• Travel sector to take a £150m hit over credit card surcharge ban. Will have to try to allocate the charges elsewhere. Won’t be easy.
• Liam Fox looking forward to ‘easiest trade deal in human history’ with EU. Canada deal took 8yrs.
RETAIL NEWS WITH NICK BUBB:
• Saturday Press: The AO.com trading update didn’t get that much coverage in the Saturday papers, although the Times picked up on the news, with the somewhat misleading headline “Big tickets are paying off for AO World”. The Telegraph seized on the fashion model photo opportunity provided by the not particularly interesting news that Koovs, the struggling Indian Online fashion website, is having to raise yet more money from shareholders. Several of the stockmarket reports flagged that the Sports Direct share price improved further on Friday and the Daily Mail’s “Hero of the Week” was Mike Ashley (for keeping his results presentation down to 17 words and for hiring a new FD). The main story in the “Director’s Dealing” column in the FT Money supplement was the recent share sales by Dixons Carphone’s Andrew Harrison. Finally, the FT had an interesting article about the pressures on

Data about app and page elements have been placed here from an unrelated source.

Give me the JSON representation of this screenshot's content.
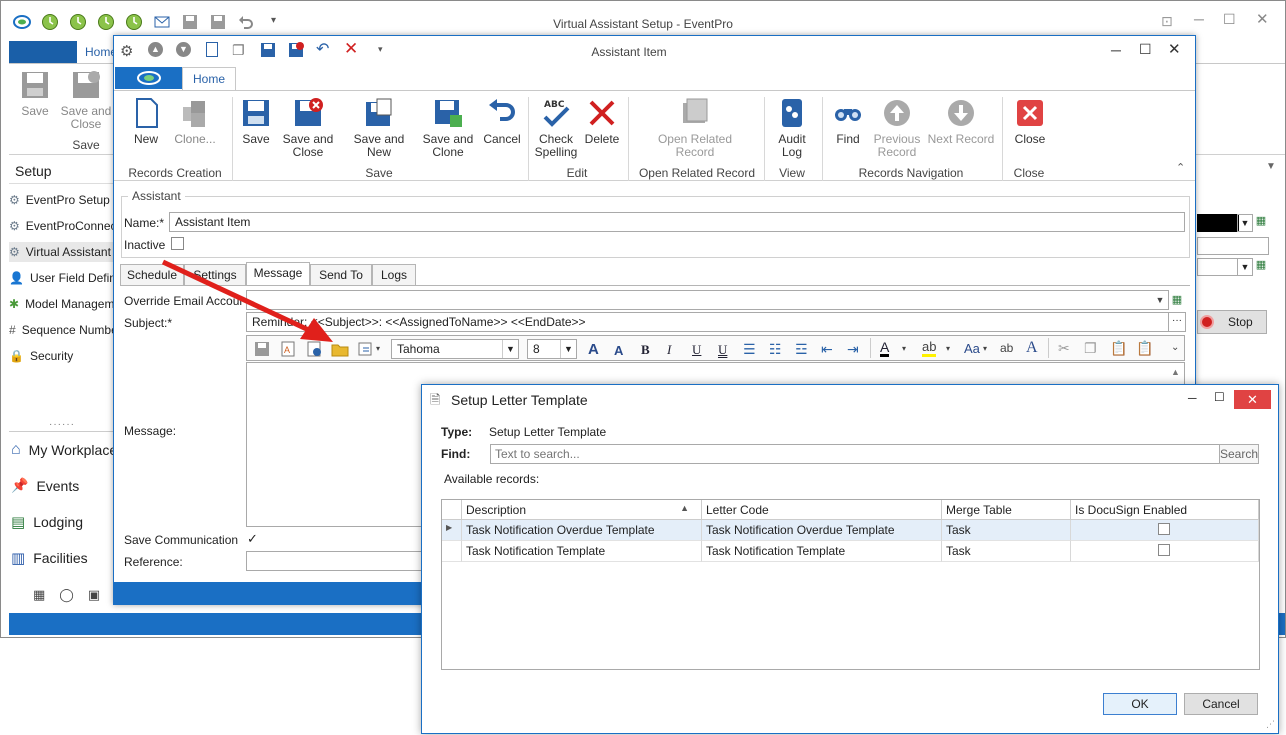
{
  "main": {
    "title": "Virtual Assistant Setup - EventPro",
    "home_tab": "Home",
    "ribbon": {
      "save": "Save",
      "save_close": "Save and Close",
      "group_save": "Save"
    },
    "nav_header": "Setup",
    "nav_items": [
      "EventPro Setup",
      "EventProConnect",
      "Virtual Assistant",
      "User Field Definitions",
      "Model Management",
      "Sequence Numbers",
      "Security"
    ],
    "nav_big": [
      "My Workplace",
      "Events",
      "Lodging",
      "Facilities"
    ],
    "stop_label": "Stop"
  },
  "assistant": {
    "title": "Assistant Item",
    "home_tab": "Home",
    "ribbon": {
      "new": "New",
      "clone": "Clone...",
      "save": "Save",
      "save_close": "Save and Close",
      "save_new": "Save and New",
      "save_clone": "Save and Clone",
      "cancel": "Cancel",
      "check_spelling": "Check Spelling",
      "delete": "Delete",
      "open_related": "Open Related Record",
      "audit_log": "Audit Log",
      "find": "Find",
      "previous": "Previous Record",
      "next": "Next Record",
      "close": "Close",
      "groups": {
        "records_creation": "Records Creation",
        "save": "Save",
        "edit": "Edit",
        "open_related": "Open Related Record",
        "view": "View",
        "navigation": "Records Navigation",
        "close": "Close"
      }
    },
    "section_assistant": "Assistant",
    "name_label": "Name:*",
    "name_value": "Assistant Item",
    "inactive_label": "Inactive",
    "tabs": [
      "Schedule",
      "Settings",
      "Message",
      "Send To",
      "Logs"
    ],
    "override_label": "Override Email Account:",
    "subject_label": "Subject:*",
    "subject_value": "Reminder: <<Subject>>: <<AssignedToName>> <<EndDate>>",
    "font_name": "Tahoma",
    "font_size": "8",
    "message_label": "Message:",
    "save_comm_label": "Save Communication",
    "save_comm_checked": true,
    "reference_label": "Reference:"
  },
  "dialog": {
    "title": "Setup Letter Template",
    "type_label": "Type:",
    "type_value": "Setup Letter Template",
    "find_label": "Find:",
    "find_placeholder": "Text to search...",
    "search_button": "Search",
    "available": "Available records:",
    "columns": [
      "Description",
      "Letter Code",
      "Merge Table",
      "Is DocuSign Enabled"
    ],
    "rows": [
      {
        "description": "Task Notification Overdue Template",
        "letter_code": "Task Notification Overdue Template",
        "merge_table": "Task",
        "docusign": false
      },
      {
        "description": "Task Notification Template",
        "letter_code": "Task Notification Template",
        "merge_table": "Task",
        "docusign": false
      }
    ],
    "ok": "OK",
    "cancel": "Cancel"
  },
  "colors": {
    "accent": "#1a6fc4",
    "arrow": "#e0201b",
    "close_red": "#e04343"
  }
}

• Sunday Press: The big story in the Sunday papers was the Sunday Times scoop that Asda is weighing up a £4.4bn bid for the discount chain B&M and the City Editor opined in his column that, if the deal comes to pass, a new round of “Supermarket Sweep” could kick off, with Morrisons likely to be encouraged to join in by bidding for The Range discount chain (!). The Prufrock column in the Sunday Times (which is also penned by the Retail correspondent Oliver Shah) flagged that the Directors of Dixons Carphone led by CEO Seb James have ended up losing money from a new-fangled share incentive scheme because of the fall in the share price…The Observer’s Review of the Week mocked Mike Ashley’s use of the word “smashed” in last week’s Sports Direct presentation to the City. The Observer also had a big feature on the decline of the US shopping mall, focused on a visit to the famous Mall of

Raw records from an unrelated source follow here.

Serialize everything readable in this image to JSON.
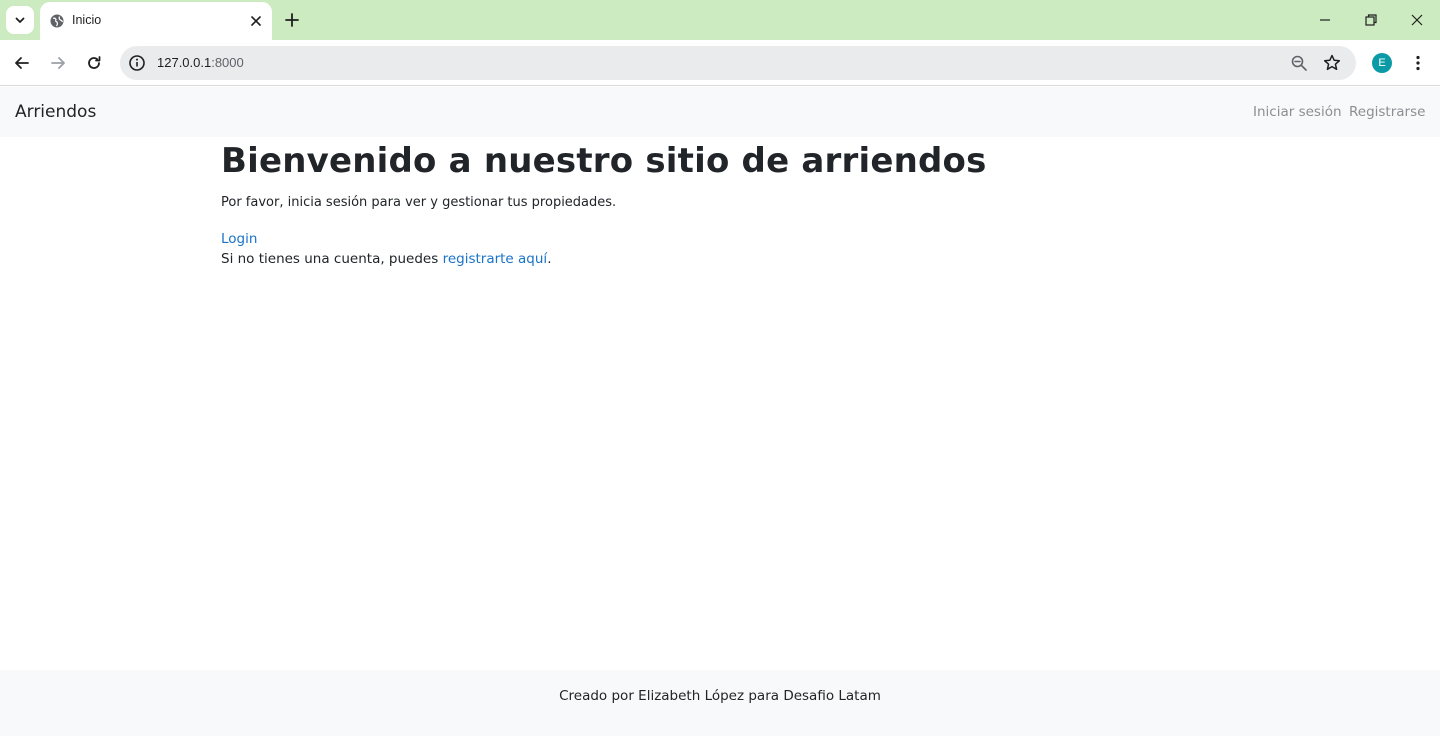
{
  "browser": {
    "tab": {
      "title": "Inicio",
      "favicon": "globe-icon"
    },
    "address": {
      "host": "127.0.0.1",
      "port": ":8000"
    },
    "profile_initial": "E",
    "colors": {
      "tabstrip": "#cdebc0",
      "avatar": "#0b9aa6"
    }
  },
  "navbar": {
    "brand": "Arriendos",
    "links": [
      {
        "label": "Iniciar sesión"
      },
      {
        "label": "Registrarse"
      }
    ]
  },
  "main": {
    "title": "Bienvenido a nuestro sitio de arriendos",
    "intro": "Por favor, inicia sesión para ver y gestionar tus propiedades.",
    "login_link": "Login",
    "register_prefix": "Si no tienes una cuenta, puedes ",
    "register_link": "registrarte aquí",
    "register_suffix": "."
  },
  "footer": {
    "text": "Creado por Elizabeth López para Desafio Latam"
  }
}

• B&M: The follow-up in today’s papers on the Sunday Times’s Asda/B&M story is rather muted: the Guardian runs with it (“Asda weighing up bid for discount chain B&M”), but the FT doesn’t touch the story and nor does the Times, whilst the Telegraph says “Asda sources dismiss B&M takeover talk as discount chain investors mull rationale”, implying that Asda has only been researching B&M as a competitor…Given that Wal-Mart had been thought to be weighing up selling Asda at one point, it would certainly represent quite a change in attitude to M&A in the UK on their part. The £4.4bn valuation seems quite specific, but that is simply a c30% increase on the current £3.4bn market cap, which is probably the sort of premium a bidder would have to pay to tempt the Arora family and their backers to sell out…Needless to say, there has been no official comment by B&M or

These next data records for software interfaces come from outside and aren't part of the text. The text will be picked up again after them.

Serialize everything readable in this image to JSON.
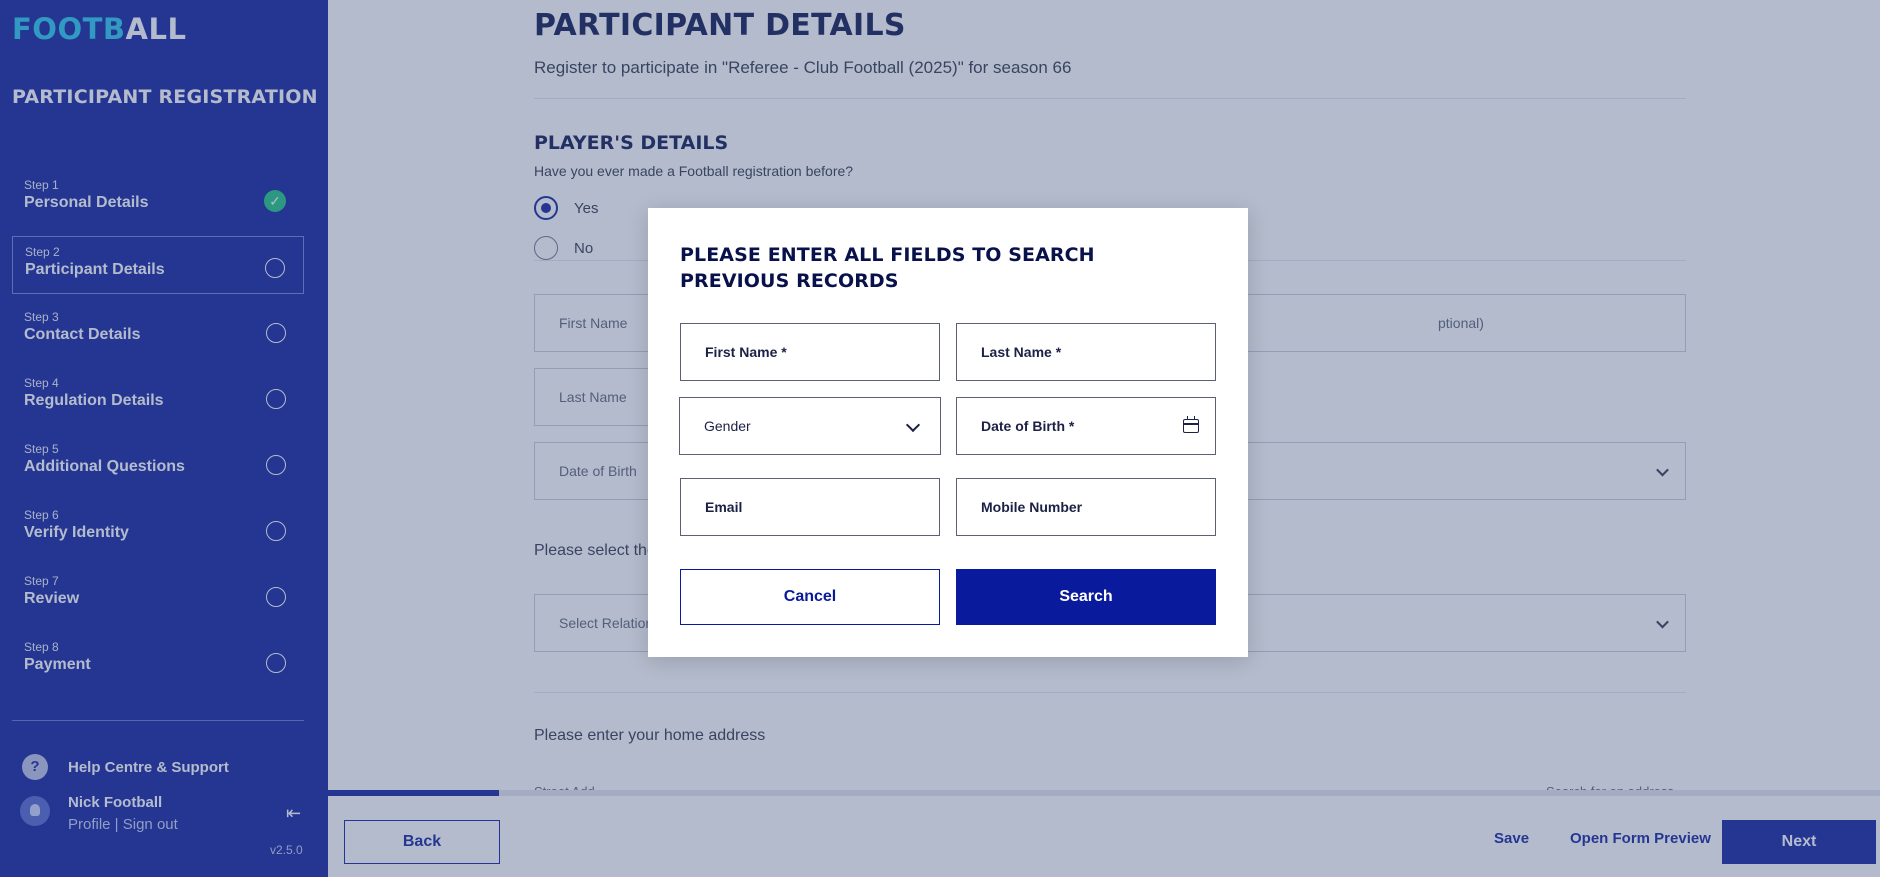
{
  "sidebar": {
    "logo_part1": "FOOTB",
    "logo_part2": "ALL",
    "title": "PARTICIPANT REGISTRATION",
    "steps": [
      {
        "step": "Step 1",
        "label": "Personal Details",
        "status": "complete"
      },
      {
        "step": "Step 2",
        "label": "Participant Details",
        "status": "current"
      },
      {
        "step": "Step 3",
        "label": "Contact Details",
        "status": "pending"
      },
      {
        "step": "Step 4",
        "label": "Regulation Details",
        "status": "pending"
      },
      {
        "step": "Step 5",
        "label": "Additional Questions",
        "status": "pending"
      },
      {
        "step": "Step 6",
        "label": "Verify Identity",
        "status": "pending"
      },
      {
        "step": "Step 7",
        "label": "Review",
        "status": "pending"
      },
      {
        "step": "Step 8",
        "label": "Payment",
        "status": "pending"
      }
    ],
    "help_label": "Help Centre & Support",
    "help_icon": "?",
    "user_name": "Nick Football",
    "user_links": "Profile | Sign out",
    "version": "v2.5.0"
  },
  "main": {
    "title": "PARTICIPANT DETAILS",
    "subtitle": "Register to participate in \"Referee - Club Football (2025)\" for season 66",
    "section_title": "PLAYER'S DETAILS",
    "question": "Have you ever made a Football registration before?",
    "options": [
      "Yes",
      "No"
    ],
    "selected_option": "Yes",
    "fields": {
      "first_name": "First Name",
      "middle_name_peek": "ptional)",
      "last_name": "Last Name",
      "dob": "Date of Birth"
    },
    "relationship_prompt": "Please select the",
    "relationship_placeholder": "Select Relations",
    "home_address_label": "Please enter your home address",
    "street_address_peek": "Street Add",
    "search_address_peek": "Search for an address"
  },
  "footer": {
    "back": "Back",
    "save": "Save",
    "preview": "Open Form Preview",
    "next": "Next",
    "progress_fraction": 0.11
  },
  "modal": {
    "title": "PLEASE ENTER ALL FIELDS TO SEARCH PREVIOUS RECORDS",
    "first_name": "First Name *",
    "last_name": "Last Name *",
    "gender": "Gender",
    "dob": "Date of Birth *",
    "email": "Email",
    "mobile": "Mobile Number",
    "cancel": "Cancel",
    "search": "Search"
  },
  "colors": {
    "brand_primary": "#0a1a9c",
    "brand_accent": "#20c4ee",
    "success": "#17c37b"
  }
}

• News Flow This Week: As we head into the last week of July we get the latest monthly Kantar/Nielsen grocery market share data tomorrow. Then the Joules finals, the Halfords AGM and the Hammerson interims are on Wednesday. The Intu Properties interims, the Inchcape interims and the Bonmarche AGM are on Thursday. Friday brings the start of dealings in the Quiz IPO, as well as the latest GFK Consumer Confidence survey.